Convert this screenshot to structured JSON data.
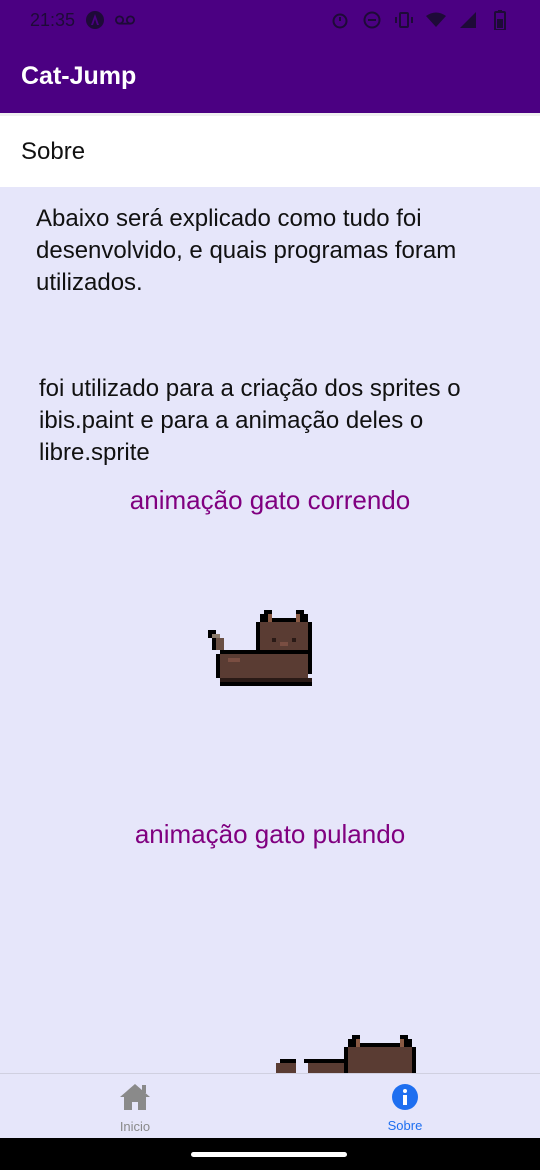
{
  "status_bar": {
    "time": "21:35",
    "left_icons": [
      "app-notification-icon",
      "voicemail-icon"
    ],
    "right_icons": [
      "alarm-icon",
      "dnd-icon",
      "vibrate-icon",
      "wifi-icon",
      "signal-icon",
      "battery-icon"
    ]
  },
  "app_bar": {
    "title": "Cat-Jump"
  },
  "sub_header": {
    "title": "Sobre"
  },
  "content": {
    "paragraph_1": "Abaixo será explicado como tudo foi desenvolvido, e quais programas foram utilizados.",
    "paragraph_2": " foi utilizado para a criação dos sprites o ibis.paint e para a animação deles o libre.sprite",
    "caption_running": "animação gato correndo",
    "caption_jumping": "animação gato pulando"
  },
  "tab_bar": {
    "tabs": [
      {
        "label": "Inicio",
        "icon": "home-icon",
        "active": false
      },
      {
        "label": "Sobre",
        "icon": "info-icon",
        "active": true
      }
    ]
  },
  "colors": {
    "primary": "#4b0082",
    "background": "#e6e6fa",
    "caption": "#800080",
    "active_tab": "#1e6ff0",
    "inactive_tab": "#8a8a8a"
  }
}
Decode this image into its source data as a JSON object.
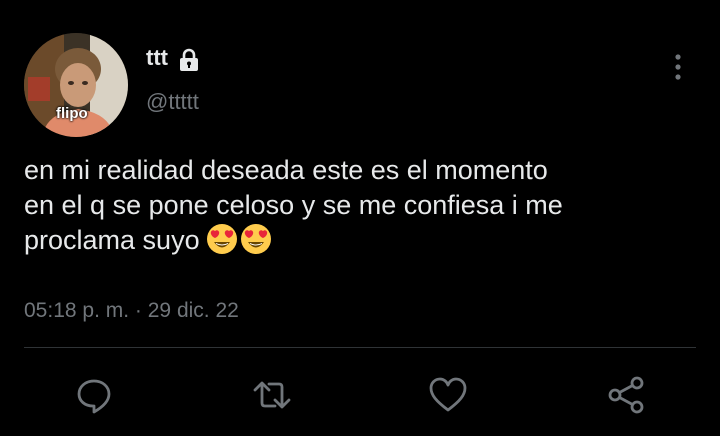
{
  "tweet": {
    "author": {
      "display_name": "ttt",
      "handle": "@ttttt",
      "avatar_caption": "flipo",
      "protected_icon": "lock-icon"
    },
    "text_lines": [
      "en mi realidad deseada este es el momento",
      "en el q se pone celoso y se me confiesa i me",
      "proclama suyo"
    ],
    "emojis": [
      "smiling-face-with-heart-eyes",
      "smiling-face-with-heart-eyes"
    ],
    "time": "05:18 p. m.",
    "separator": "·",
    "date": "29 dic. 22",
    "actions": [
      {
        "name": "reply",
        "icon": "reply-icon"
      },
      {
        "name": "retweet",
        "icon": "retweet-icon"
      },
      {
        "name": "like",
        "icon": "heart-icon"
      },
      {
        "name": "share",
        "icon": "share-icon"
      }
    ],
    "menu_icon": "more-vertical-icon"
  },
  "colors": {
    "background": "#000000",
    "primary_text": "#e7e9ea",
    "secondary_text": "#71767b",
    "divider": "#2f3336"
  }
}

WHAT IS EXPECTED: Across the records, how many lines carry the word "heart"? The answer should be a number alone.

RESULT: 3